[Interface dataset entries]
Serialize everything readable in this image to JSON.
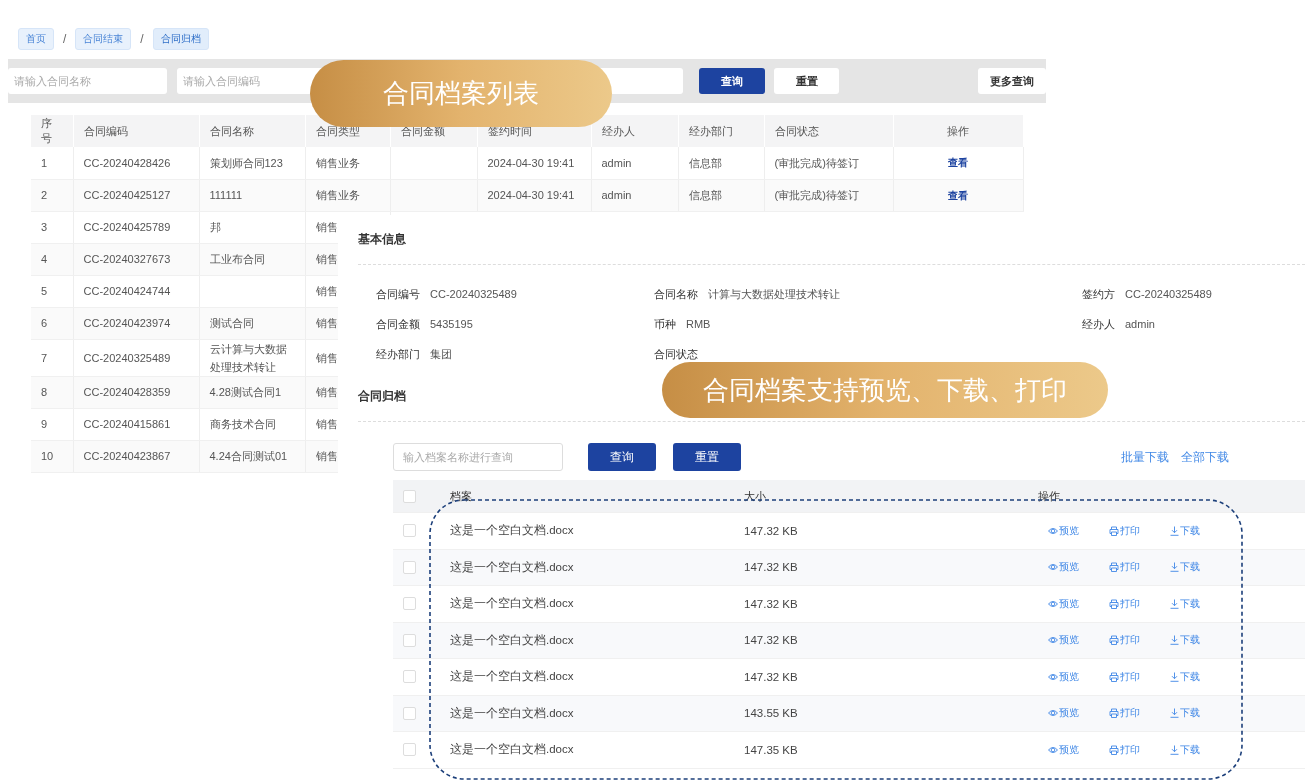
{
  "breadcrumb": [
    {
      "label": "首页",
      "selected": false
    },
    {
      "label": "合同结束",
      "selected": false
    },
    {
      "label": "合同归档",
      "selected": true
    }
  ],
  "breadcrumb_separator": "/",
  "filter": {
    "fields": [
      {
        "kind": "text",
        "placeholder": "请输入合同名称"
      },
      {
        "kind": "text",
        "placeholder": "请输入合同编码"
      },
      {
        "kind": "text"
      }
    ],
    "buttons": [
      {
        "label": "查询",
        "kind": "primary"
      },
      {
        "label": "重置",
        "kind": "default"
      },
      {
        "label": "更多查询",
        "kind": "more"
      }
    ]
  },
  "banners": [
    {
      "text": "合同档案列表"
    },
    {
      "text": "合同档案支持预览、下载、打印"
    }
  ],
  "list_table": {
    "columns": [
      "序号",
      "合同编码",
      "合同名称",
      "合同类型",
      "合同金额",
      "签约时间",
      "经办人",
      "经办部门",
      "合同状态",
      "操作"
    ],
    "rows": [
      {
        "cells": [
          "1",
          "CC-20240428426",
          "策划师合同123",
          "销售业务",
          "",
          "2024-04-30 19:41",
          "admin",
          "信息部",
          "(审批完成)待签订"
        ],
        "action": "查看"
      },
      {
        "cells": [
          "2",
          "CC-20240425127",
          "111111",
          "销售业务",
          "",
          "2024-04-30 19:41",
          "admin",
          "信息部",
          "(审批完成)待签订"
        ],
        "action": "查看"
      },
      {
        "cells": [
          "3",
          "CC-20240425789",
          "邦",
          "销售"
        ]
      },
      {
        "cells": [
          "4",
          "CC-20240327673",
          "工业布合同",
          "销售"
        ]
      },
      {
        "cells": [
          "5",
          "CC-20240424744",
          "",
          "销售"
        ]
      },
      {
        "cells": [
          "6",
          "CC-20240423974",
          "测试合同",
          "销售"
        ]
      },
      {
        "cells": [
          "7",
          "CC-20240325489",
          "云计算与大数据处理技术转让",
          "销售"
        ]
      },
      {
        "cells": [
          "8",
          "CC-20240428359",
          "4.28测试合同1",
          "销售"
        ]
      },
      {
        "cells": [
          "9",
          "CC-20240415861",
          "商务技术合同",
          "销售"
        ]
      },
      {
        "cells": [
          "10",
          "CC-20240423867",
          "4.24合同测试01",
          "销售"
        ]
      }
    ]
  },
  "detail": {
    "basic_title": "基本信息",
    "fields": [
      {
        "label": "合同编号",
        "value": "CC-20240325489"
      },
      {
        "label": "合同名称",
        "value": "计算与大数据处理技术转让"
      },
      {
        "label": "签约方",
        "value": "CC-20240325489"
      },
      {
        "label": "合同金额",
        "value": "5435195"
      },
      {
        "label": "币种",
        "value": "RMB"
      },
      {
        "label": "经办人",
        "value": "admin"
      },
      {
        "label": "经办部门",
        "value": "集团"
      },
      {
        "label": "合同状态"
      }
    ],
    "archive_title": "合同归档",
    "search": {
      "placeholder": "输入档案名称进行查询"
    },
    "buttons": [
      "查询",
      "重置"
    ],
    "links": [
      "批量下载",
      "全部下载"
    ],
    "columns": [
      "档案",
      "大小",
      "操作"
    ],
    "select_all_checked": false,
    "files": [
      {
        "name": "这是一个空白文档.docx",
        "size": "147.32 KB",
        "checked": false,
        "actions": [
          {
            "label": "预览",
            "kind": "preview"
          },
          {
            "label": "打印",
            "kind": "print"
          },
          {
            "label": "下载",
            "kind": "download"
          }
        ]
      },
      {
        "name": "这是一个空白文档.docx",
        "size": "147.32 KB",
        "checked": false,
        "actions": [
          {
            "label": "预览",
            "kind": "preview"
          },
          {
            "label": "打印",
            "kind": "print"
          },
          {
            "label": "下载",
            "kind": "download"
          }
        ]
      },
      {
        "name": "这是一个空白文档.docx",
        "size": "147.32 KB",
        "checked": false,
        "actions": [
          {
            "label": "预览",
            "kind": "preview"
          },
          {
            "label": "打印",
            "kind": "print"
          },
          {
            "label": "下载",
            "kind": "download"
          }
        ]
      },
      {
        "name": "这是一个空白文档.docx",
        "size": "147.32 KB",
        "checked": false,
        "actions": [
          {
            "label": "预览",
            "kind": "preview"
          },
          {
            "label": "打印",
            "kind": "print"
          },
          {
            "label": "下载",
            "kind": "download"
          }
        ]
      },
      {
        "name": "这是一个空白文档.docx",
        "size": "147.32 KB",
        "checked": false,
        "actions": [
          {
            "label": "预览",
            "kind": "preview"
          },
          {
            "label": "打印",
            "kind": "print"
          },
          {
            "label": "下载",
            "kind": "download"
          }
        ]
      },
      {
        "name": "这是一个空白文档.docx",
        "size": "143.55 KB",
        "checked": false,
        "actions": [
          {
            "label": "预览",
            "kind": "preview"
          },
          {
            "label": "打印",
            "kind": "print"
          },
          {
            "label": "下载",
            "kind": "download"
          }
        ]
      },
      {
        "name": "这是一个空白文档.docx",
        "size": "147.35 KB",
        "checked": false,
        "actions": [
          {
            "label": "预览",
            "kind": "preview"
          },
          {
            "label": "打印",
            "kind": "print"
          },
          {
            "label": "下载",
            "kind": "download"
          }
        ]
      }
    ]
  }
}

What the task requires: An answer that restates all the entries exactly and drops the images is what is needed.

Solution to this task:
Serialize everything readable in this image to JSON.
{
  "breadcrumb": [
    {
      "label": "首页",
      "selected": false
    },
    {
      "label": "合同结束",
      "selected": false
    },
    {
      "label": "合同归档",
      "selected": true
    }
  ],
  "breadcrumb_separator": "/",
  "filter": {
    "fields": [
      {
        "kind": "text",
        "placeholder": "请输入合同名称"
      },
      {
        "kind": "text",
        "placeholder": "请输入合同编码"
      },
      {
        "kind": "text"
      }
    ],
    "buttons": [
      {
        "label": "查询",
        "kind": "primary"
      },
      {
        "label": "重置",
        "kind": "default"
      },
      {
        "label": "更多查询",
        "kind": "more"
      }
    ]
  },
  "banners": [
    {
      "text": "合同档案列表"
    },
    {
      "text": "合同档案支持预览、下载、打印"
    }
  ],
  "list_table": {
    "columns": [
      "序号",
      "合同编码",
      "合同名称",
      "合同类型",
      "合同金额",
      "签约时间",
      "经办人",
      "经办部门",
      "合同状态",
      "操作"
    ],
    "rows": [
      {
        "cells": [
          "1",
          "CC-20240428426",
          "策划师合同123",
          "销售业务",
          "",
          "2024-04-30 19:41",
          "admin",
          "信息部",
          "(审批完成)待签订"
        ],
        "action": "查看"
      },
      {
        "cells": [
          "2",
          "CC-20240425127",
          "111111",
          "销售业务",
          "",
          "2024-04-30 19:41",
          "admin",
          "信息部",
          "(审批完成)待签订"
        ],
        "action": "查看"
      },
      {
        "cells": [
          "3",
          "CC-20240425789",
          "邦",
          "销售"
        ]
      },
      {
        "cells": [
          "4",
          "CC-20240327673",
          "工业布合同",
          "销售"
        ]
      },
      {
        "cells": [
          "5",
          "CC-20240424744",
          "",
          "销售"
        ]
      },
      {
        "cells": [
          "6",
          "CC-20240423974",
          "测试合同",
          "销售"
        ]
      },
      {
        "cells": [
          "7",
          "CC-20240325489",
          "云计算与大数据处理技术转让",
          "销售"
        ]
      },
      {
        "cells": [
          "8",
          "CC-20240428359",
          "4.28测试合同1",
          "销售"
        ]
      },
      {
        "cells": [
          "9",
          "CC-20240415861",
          "商务技术合同",
          "销售"
        ]
      },
      {
        "cells": [
          "10",
          "CC-20240423867",
          "4.24合同测试01",
          "销售"
        ]
      }
    ]
  },
  "detail": {
    "basic_title": "基本信息",
    "fields": [
      {
        "label": "合同编号",
        "value": "CC-20240325489"
      },
      {
        "label": "合同名称",
        "value": "计算与大数据处理技术转让"
      },
      {
        "label": "签约方",
        "value": "CC-20240325489"
      },
      {
        "label": "合同金额",
        "value": "5435195"
      },
      {
        "label": "币种",
        "value": "RMB"
      },
      {
        "label": "经办人",
        "value": "admin"
      },
      {
        "label": "经办部门",
        "value": "集团"
      },
      {
        "label": "合同状态"
      }
    ],
    "archive_title": "合同归档",
    "search": {
      "placeholder": "输入档案名称进行查询"
    },
    "buttons": [
      "查询",
      "重置"
    ],
    "links": [
      "批量下载",
      "全部下载"
    ],
    "columns": [
      "档案",
      "大小",
      "操作"
    ],
    "select_all_checked": false,
    "files": [
      {
        "name": "这是一个空白文档.docx",
        "size": "147.32 KB",
        "checked": false,
        "actions": [
          {
            "label": "预览",
            "kind": "preview"
          },
          {
            "label": "打印",
            "kind": "print"
          },
          {
            "label": "下载",
            "kind": "download"
          }
        ]
      },
      {
        "name": "这是一个空白文档.docx",
        "size": "147.32 KB",
        "checked": false,
        "actions": [
          {
            "label": "预览",
            "kind": "preview"
          },
          {
            "label": "打印",
            "kind": "print"
          },
          {
            "label": "下载",
            "kind": "download"
          }
        ]
      },
      {
        "name": "这是一个空白文档.docx",
        "size": "147.32 KB",
        "checked": false,
        "actions": [
          {
            "label": "预览",
            "kind": "preview"
          },
          {
            "label": "打印",
            "kind": "print"
          },
          {
            "label": "下载",
            "kind": "download"
          }
        ]
      },
      {
        "name": "这是一个空白文档.docx",
        "size": "147.32 KB",
        "checked": false,
        "actions": [
          {
            "label": "预览",
            "kind": "preview"
          },
          {
            "label": "打印",
            "kind": "print"
          },
          {
            "label": "下载",
            "kind": "download"
          }
        ]
      },
      {
        "name": "这是一个空白文档.docx",
        "size": "147.32 KB",
        "checked": false,
        "actions": [
          {
            "label": "预览",
            "kind": "preview"
          },
          {
            "label": "打印",
            "kind": "print"
          },
          {
            "label": "下载",
            "kind": "download"
          }
        ]
      },
      {
        "name": "这是一个空白文档.docx",
        "size": "143.55 KB",
        "checked": false,
        "actions": [
          {
            "label": "预览",
            "kind": "preview"
          },
          {
            "label": "打印",
            "kind": "print"
          },
          {
            "label": "下载",
            "kind": "download"
          }
        ]
      },
      {
        "name": "这是一个空白文档.docx",
        "size": "147.35 KB",
        "checked": false,
        "actions": [
          {
            "label": "预览",
            "kind": "preview"
          },
          {
            "label": "打印",
            "kind": "print"
          },
          {
            "label": "下载",
            "kind": "download"
          }
        ]
      }
    ]
  }
}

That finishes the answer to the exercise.